Investment Bank (IB)
Investment banking covers the provision of a range of specialised banking and financial services to wholesale (i.e. not retail) clients. Investment banks can be stand-alone providers or divisions of bigger banking groups. And stand-alone providers can offer a full range of investment banking services and products, or can be focused on single products. Investment banks offer two basic suites of products and services: corporate finance and global markets. Some banks include transaction banking in their investment bank; others house this service (providing cash management, trade finance, securities services etc) in their corporate banks. Corporate finance broadly speaking covers financial advisory (typically M&A and corporate divestments) and capital raising (in the form of equities, bonds, syndicated loans, convertibles, securitisation, and structured finance). Global markets cover the sales, trading and research of equities, fixed-income (bonds), structured and securitised products, derivatives, commodities and other tradable financial products). The client base for corporate finance comprises companies, governments and state entities, other financial institutions, private equity firms and hedge funds. The client base for global markets comprises institutional investors i.e. insurance companies and pension funds, asset managers, private wealth (high net worth individuals and family offices), sovereign wealth funds, the trading arms of hedge funds, and others. Investment banks are essentially intermediaries, making money from fees and commissions.
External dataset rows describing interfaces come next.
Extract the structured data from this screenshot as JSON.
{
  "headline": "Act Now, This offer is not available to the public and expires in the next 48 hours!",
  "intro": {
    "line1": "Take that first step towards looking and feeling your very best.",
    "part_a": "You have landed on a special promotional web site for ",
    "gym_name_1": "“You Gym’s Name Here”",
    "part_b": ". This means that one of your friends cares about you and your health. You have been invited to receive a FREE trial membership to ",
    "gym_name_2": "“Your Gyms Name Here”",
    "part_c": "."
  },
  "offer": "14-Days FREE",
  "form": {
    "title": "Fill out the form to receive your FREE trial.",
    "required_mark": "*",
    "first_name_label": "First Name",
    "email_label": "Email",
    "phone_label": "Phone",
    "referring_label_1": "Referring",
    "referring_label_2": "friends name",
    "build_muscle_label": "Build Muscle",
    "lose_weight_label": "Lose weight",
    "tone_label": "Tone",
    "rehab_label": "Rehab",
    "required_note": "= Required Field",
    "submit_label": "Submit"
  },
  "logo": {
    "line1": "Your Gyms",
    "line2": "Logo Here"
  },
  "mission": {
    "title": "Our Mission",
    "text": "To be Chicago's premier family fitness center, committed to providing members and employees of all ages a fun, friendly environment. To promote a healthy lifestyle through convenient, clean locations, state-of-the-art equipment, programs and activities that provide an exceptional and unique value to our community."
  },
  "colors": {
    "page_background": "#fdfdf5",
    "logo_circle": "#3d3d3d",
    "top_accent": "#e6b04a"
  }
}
Since the global financial crisis, their proprietary trading activities have been curtailed via regulation.